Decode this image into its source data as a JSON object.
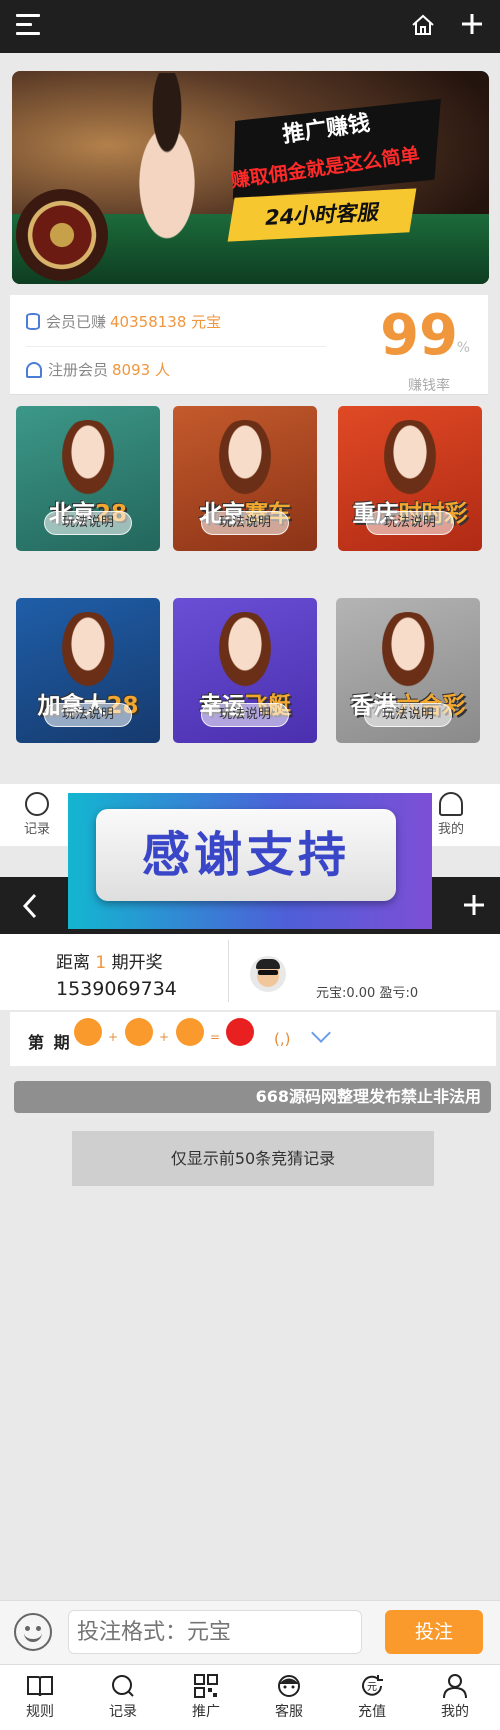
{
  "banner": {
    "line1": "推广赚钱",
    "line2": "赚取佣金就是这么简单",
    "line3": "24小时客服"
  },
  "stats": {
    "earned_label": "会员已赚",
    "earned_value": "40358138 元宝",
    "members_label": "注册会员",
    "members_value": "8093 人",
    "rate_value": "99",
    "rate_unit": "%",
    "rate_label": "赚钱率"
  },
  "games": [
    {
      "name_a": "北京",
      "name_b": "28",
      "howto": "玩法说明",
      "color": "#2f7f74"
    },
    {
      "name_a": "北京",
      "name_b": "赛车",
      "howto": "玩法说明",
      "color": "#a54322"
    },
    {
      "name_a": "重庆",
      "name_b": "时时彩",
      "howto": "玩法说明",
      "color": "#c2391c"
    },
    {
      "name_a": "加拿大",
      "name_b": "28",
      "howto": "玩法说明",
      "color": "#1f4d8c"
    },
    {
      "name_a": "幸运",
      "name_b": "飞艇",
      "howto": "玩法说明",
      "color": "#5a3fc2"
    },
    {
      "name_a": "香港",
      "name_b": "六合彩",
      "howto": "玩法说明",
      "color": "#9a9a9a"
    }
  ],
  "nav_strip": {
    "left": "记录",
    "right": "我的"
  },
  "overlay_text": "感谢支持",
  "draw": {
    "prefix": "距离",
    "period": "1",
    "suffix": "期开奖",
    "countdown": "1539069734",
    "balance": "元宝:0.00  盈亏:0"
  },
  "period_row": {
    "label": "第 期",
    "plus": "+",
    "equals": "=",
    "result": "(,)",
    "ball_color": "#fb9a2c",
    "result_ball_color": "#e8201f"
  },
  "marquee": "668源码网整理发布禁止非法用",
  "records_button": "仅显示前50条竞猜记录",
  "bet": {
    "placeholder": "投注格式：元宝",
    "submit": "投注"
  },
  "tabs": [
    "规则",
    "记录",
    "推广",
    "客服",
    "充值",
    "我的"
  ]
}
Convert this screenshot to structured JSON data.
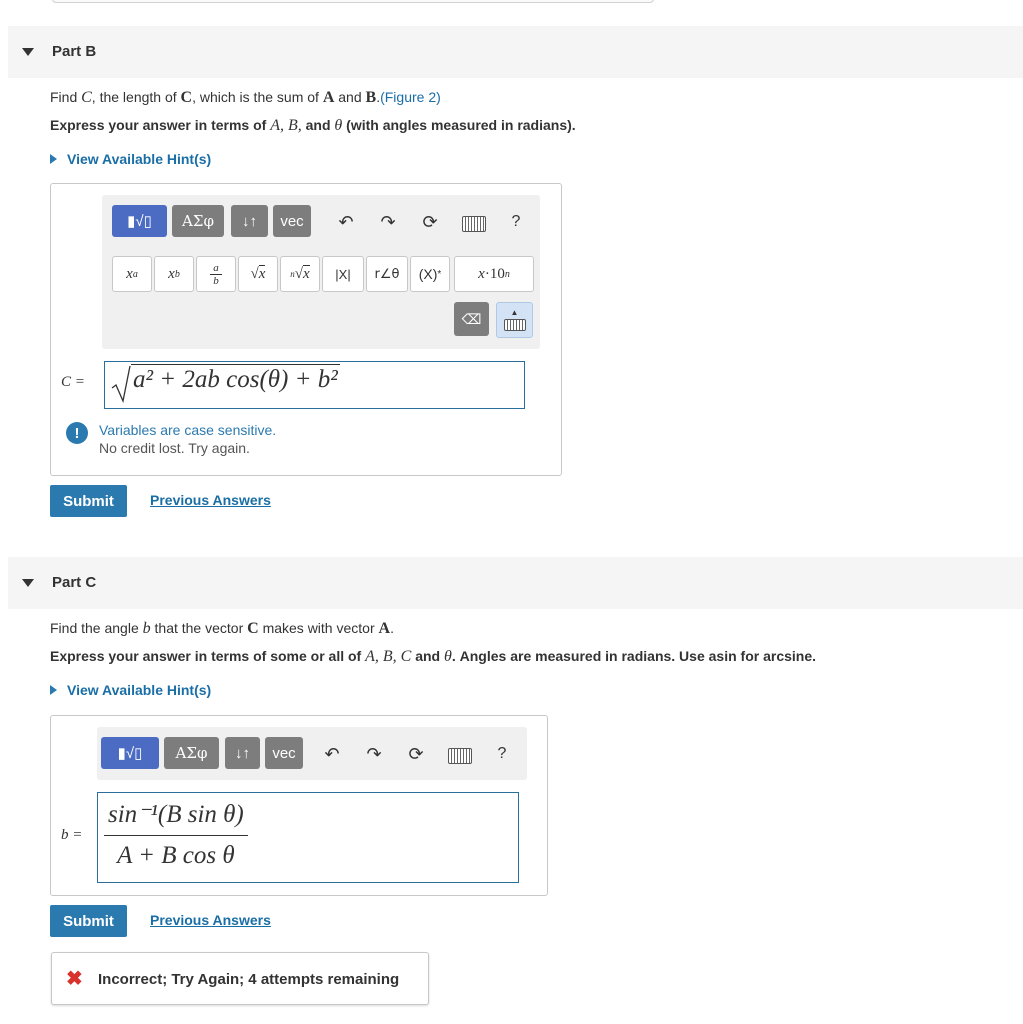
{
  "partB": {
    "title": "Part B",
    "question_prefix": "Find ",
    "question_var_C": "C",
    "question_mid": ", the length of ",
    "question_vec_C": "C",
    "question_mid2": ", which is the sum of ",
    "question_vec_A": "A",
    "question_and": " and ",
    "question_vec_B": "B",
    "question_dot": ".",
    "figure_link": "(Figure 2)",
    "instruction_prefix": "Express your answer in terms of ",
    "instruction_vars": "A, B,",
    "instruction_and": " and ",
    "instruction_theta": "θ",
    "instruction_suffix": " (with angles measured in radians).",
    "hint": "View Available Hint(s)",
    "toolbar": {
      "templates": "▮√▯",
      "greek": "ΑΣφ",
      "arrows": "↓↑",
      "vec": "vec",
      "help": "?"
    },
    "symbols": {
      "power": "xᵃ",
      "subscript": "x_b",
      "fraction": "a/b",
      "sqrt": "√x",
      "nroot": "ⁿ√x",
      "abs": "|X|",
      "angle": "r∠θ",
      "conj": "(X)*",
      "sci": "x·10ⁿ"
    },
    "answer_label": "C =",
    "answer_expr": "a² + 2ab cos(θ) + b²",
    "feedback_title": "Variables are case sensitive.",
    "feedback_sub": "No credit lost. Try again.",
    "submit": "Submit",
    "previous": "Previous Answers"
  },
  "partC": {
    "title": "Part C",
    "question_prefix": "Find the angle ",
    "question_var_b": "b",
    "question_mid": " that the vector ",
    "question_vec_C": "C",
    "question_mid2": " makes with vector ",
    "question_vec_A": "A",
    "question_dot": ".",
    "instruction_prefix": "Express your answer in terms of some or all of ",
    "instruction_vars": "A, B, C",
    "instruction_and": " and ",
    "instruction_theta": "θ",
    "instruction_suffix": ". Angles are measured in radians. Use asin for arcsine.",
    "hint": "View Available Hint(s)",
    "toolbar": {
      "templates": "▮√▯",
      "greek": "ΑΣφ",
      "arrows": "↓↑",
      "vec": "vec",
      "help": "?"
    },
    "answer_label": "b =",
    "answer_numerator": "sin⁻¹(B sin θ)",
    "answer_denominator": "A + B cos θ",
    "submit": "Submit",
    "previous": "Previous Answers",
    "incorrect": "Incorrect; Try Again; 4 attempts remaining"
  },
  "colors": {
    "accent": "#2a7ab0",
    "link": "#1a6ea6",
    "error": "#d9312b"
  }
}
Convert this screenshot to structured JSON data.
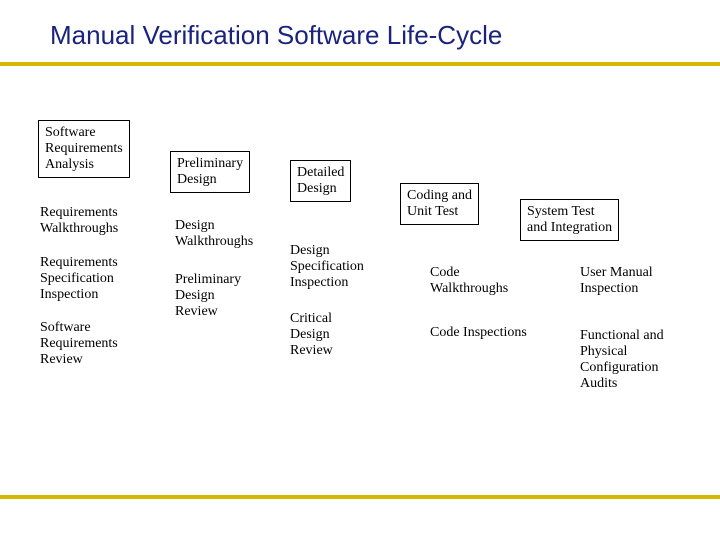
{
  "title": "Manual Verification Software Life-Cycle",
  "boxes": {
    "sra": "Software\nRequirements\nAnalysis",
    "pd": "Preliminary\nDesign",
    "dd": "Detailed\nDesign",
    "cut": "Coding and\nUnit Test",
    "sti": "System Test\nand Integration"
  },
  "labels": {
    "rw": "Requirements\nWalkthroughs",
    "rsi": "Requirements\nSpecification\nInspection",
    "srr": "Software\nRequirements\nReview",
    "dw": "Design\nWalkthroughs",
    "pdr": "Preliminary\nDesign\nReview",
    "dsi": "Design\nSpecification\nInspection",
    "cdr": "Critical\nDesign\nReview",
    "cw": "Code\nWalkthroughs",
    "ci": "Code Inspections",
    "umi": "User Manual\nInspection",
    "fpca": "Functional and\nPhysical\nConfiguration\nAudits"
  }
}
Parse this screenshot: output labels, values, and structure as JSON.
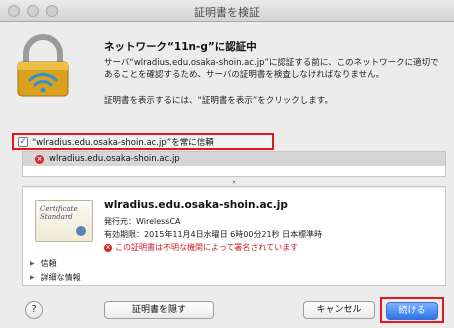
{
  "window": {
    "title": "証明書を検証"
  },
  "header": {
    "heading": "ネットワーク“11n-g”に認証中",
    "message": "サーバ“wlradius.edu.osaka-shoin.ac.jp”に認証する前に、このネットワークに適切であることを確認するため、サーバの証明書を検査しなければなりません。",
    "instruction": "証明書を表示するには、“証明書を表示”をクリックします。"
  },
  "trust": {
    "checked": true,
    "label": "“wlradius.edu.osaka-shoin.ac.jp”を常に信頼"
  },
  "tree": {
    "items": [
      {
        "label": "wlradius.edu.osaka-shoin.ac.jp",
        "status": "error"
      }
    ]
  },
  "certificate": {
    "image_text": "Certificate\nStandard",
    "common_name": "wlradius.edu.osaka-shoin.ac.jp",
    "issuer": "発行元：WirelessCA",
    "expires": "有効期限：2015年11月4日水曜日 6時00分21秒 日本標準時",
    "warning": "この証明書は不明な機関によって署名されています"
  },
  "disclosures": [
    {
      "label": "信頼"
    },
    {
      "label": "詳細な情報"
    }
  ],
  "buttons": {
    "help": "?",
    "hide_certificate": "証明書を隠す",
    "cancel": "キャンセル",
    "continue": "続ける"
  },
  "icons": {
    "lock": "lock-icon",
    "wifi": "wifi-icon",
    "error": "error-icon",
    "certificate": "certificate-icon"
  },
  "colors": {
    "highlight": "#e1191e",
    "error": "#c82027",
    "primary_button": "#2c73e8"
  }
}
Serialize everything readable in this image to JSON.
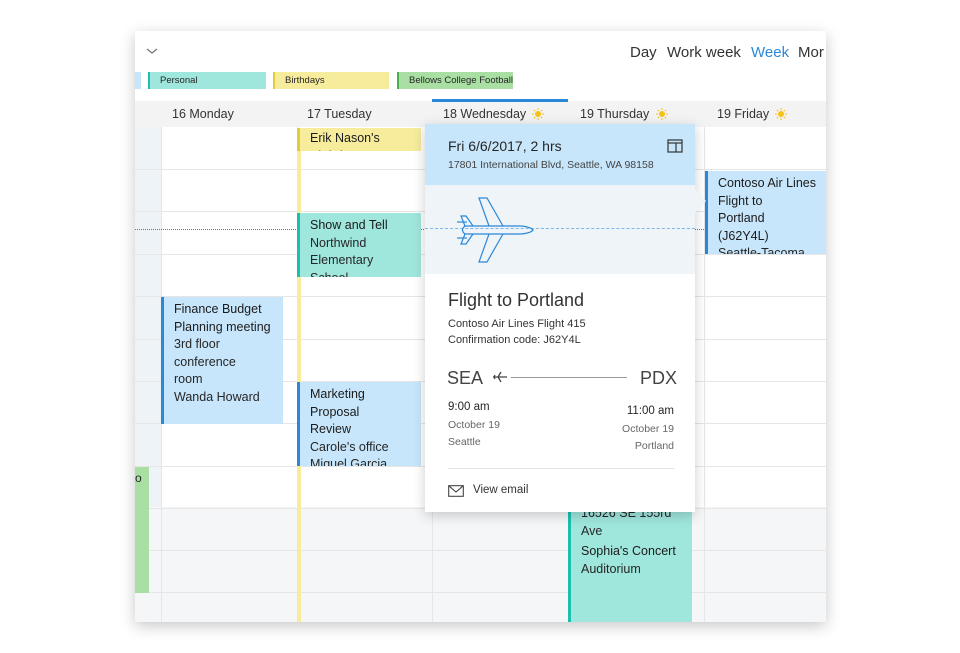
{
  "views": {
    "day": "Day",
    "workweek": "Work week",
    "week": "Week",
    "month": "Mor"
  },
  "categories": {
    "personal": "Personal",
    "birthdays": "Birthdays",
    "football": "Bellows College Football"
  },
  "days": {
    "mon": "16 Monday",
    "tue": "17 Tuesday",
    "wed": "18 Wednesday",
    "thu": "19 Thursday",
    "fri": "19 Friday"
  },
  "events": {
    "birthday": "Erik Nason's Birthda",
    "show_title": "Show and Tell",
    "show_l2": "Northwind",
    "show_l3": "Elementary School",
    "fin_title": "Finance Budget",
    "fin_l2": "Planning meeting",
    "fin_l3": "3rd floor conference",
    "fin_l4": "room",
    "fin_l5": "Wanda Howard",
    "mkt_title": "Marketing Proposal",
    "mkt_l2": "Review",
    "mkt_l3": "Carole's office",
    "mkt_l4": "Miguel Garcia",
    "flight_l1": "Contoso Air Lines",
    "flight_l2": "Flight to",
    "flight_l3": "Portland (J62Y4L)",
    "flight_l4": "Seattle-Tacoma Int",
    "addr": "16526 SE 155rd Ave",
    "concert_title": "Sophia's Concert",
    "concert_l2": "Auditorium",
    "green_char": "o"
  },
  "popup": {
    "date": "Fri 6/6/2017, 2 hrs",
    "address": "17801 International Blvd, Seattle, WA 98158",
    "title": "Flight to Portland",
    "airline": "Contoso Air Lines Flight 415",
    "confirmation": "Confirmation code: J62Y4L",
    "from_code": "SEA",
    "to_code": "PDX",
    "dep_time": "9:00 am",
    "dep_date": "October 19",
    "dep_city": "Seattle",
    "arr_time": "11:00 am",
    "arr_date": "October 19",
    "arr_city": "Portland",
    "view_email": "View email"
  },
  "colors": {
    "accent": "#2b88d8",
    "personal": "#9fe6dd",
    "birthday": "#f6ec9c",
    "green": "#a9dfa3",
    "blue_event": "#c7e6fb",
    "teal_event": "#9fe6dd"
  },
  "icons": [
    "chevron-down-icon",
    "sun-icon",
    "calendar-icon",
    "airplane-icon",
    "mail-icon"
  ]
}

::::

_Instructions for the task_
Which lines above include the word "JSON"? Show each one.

_Response area_
Decode this image into its source data as a JSON object.
Convert this screenshot to structured JSON data.
Convert this screenshot to structured JSON data.
Parse this screenshot: output labels, values, and structure as JSON.
Serialize everything readable in this image to JSON.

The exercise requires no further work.